According to a news report by the News Agency of Nigeria, NAN, the Heads of LCCI and MAN agreed that a working framework to expand the scope of the market mechanism in the determination of the exchange rate is needed in the country.
Mabogunje explained that the unification of the exchange rates across boards should be prioritised. This according to her would help to stimulate a sustainable recovery and bolster investor’s confidence.
Ahmed on the other hand, called on the Federal Government and the Central Bank of Nigeria (CBN) for a review of the Foreign Exchange (FX) policies of the country, as the current policies do not support the importation of unavailable local inputs.
He stressed further saying that the acute shortage of FX has resulted in persistent erosion of naira’s value, and this is a key challenge that manufacturers, industrialists and households continue to battle within Nigeria.
What they are saying
The President of MAN in his statement said:
- “The high-cost import bill for the productive inputs decreases manufacturing working capital and feeds into manufacturing commodities prices, thereby making the sector less competitive.
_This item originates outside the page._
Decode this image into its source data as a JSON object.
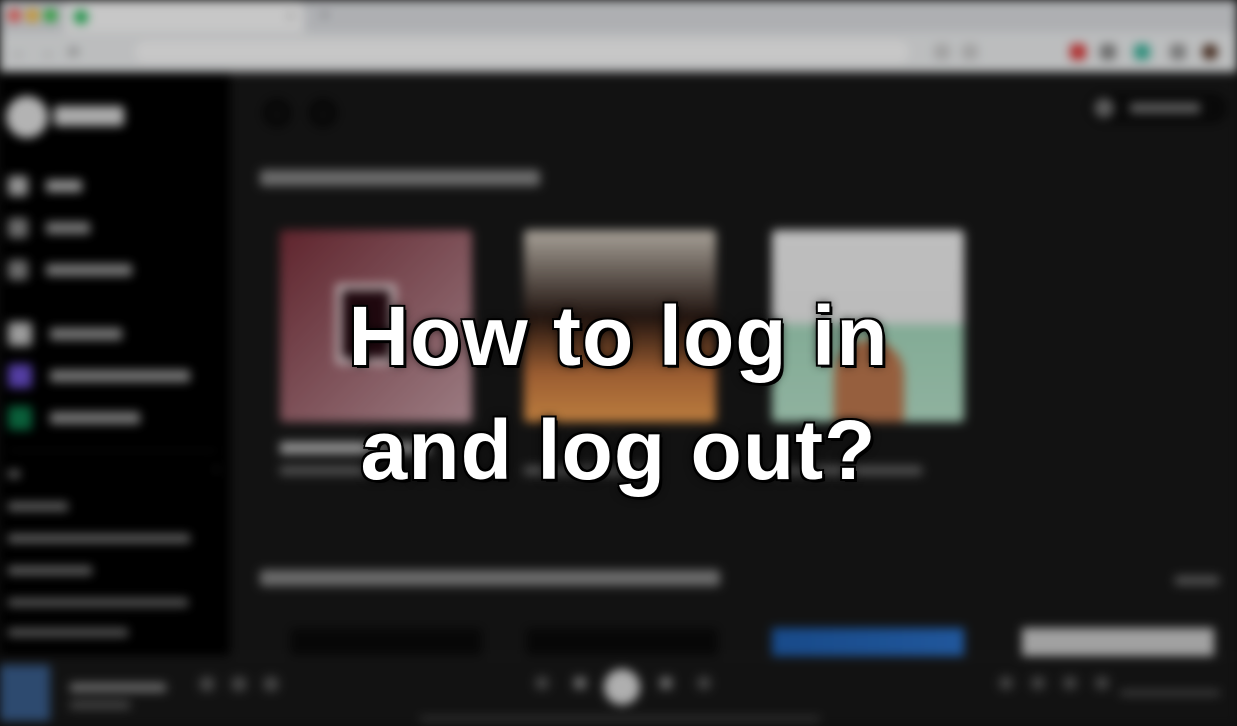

- “The acute shortage of FX resulting in the erosion in naira parity has been a major operational nightmare to manufacturers in the country.
- “Most worrisome is the inability of manufacturers to meet transactional obligations with oversea suppliers as required. A favourable exchange, a case of appreciation of the naira, no doubt, would present good omen and improves manufacturing production,”
Mrs Mabogunje the President of LCCI called on the CBN to take more proactive steps, as a disproportionate reliance on-demand management strategies is not a sustainable solution to the recurring foreign exchange crisis, in her words, she said:
- “While the Lagos Chamber appreciates efforts of the Central Bank of Nigeria (CBN) in preserving the scarce foreign exchange resources at a time the country is faced with relatively lower oil price and production, we reiterate our position that a disproportionate reliance on-demand management strategies is not a sustainable solution to the recurring foreign exchange crisis.
- “In the year 2021, we urge the CBN to de-emphasise demand management policies and intensify efforts in improving the supply side of the foreign exchange market.
- “We welcome the CBN’s recent policy stating that beneficiaries of Diaspora Remittances should be paid in foreign exchange. The policy is a step in the right direction in resolving the liquidity issue in the currency market by ensuring availability of foreign exchange, especially at the retail segment.
- “This should be replicated for other sources of inflows such as export proceeds, Foreign Direct Investment (FDIs), and Foreign Portfolio Investments (FPIs).“Robust remittance inflow is expected to moderate FX pressure and narrow the wide parallel market premium as economic agents would have access to a harmonised rate.”
What you should know
- It is essential to note that foreign exchange is a key determinant of investment via its link with macroeconomic and monetary determinants like inflation and interest rates.
- The volatility of a nation’s exchange rate and large depreciation in its value is a deterrent to investment, production and economic activities.
- This volatility does not only erode the real value of investment and capital. In extension, it leaves manufacturing activities under pressure, as the depreciation in naira value (decline in the real value of naira) leads to an increase in the cost of imported inputs.
- Nairametrics reported yesterday that the exchange rate between the Naira and the US Dollar weakened at the NAFEX (I&E Window) to close at N398.5/$1 on Monday, 8th February 2021. This represents a decline of 0.6% compared to the closing rate of N396.17/$1 recorded on Friday, 5th February 2021. While the exchange rate at the black market remained unchanged at N480/$1.
- Bloomberg recently reported that Nigerian naira weakened to a more than 10-month low on the interbank market on Tuesday as the nation continues to grapple with a double-whammy scenario of low-dollar supply and high demand for the greenback.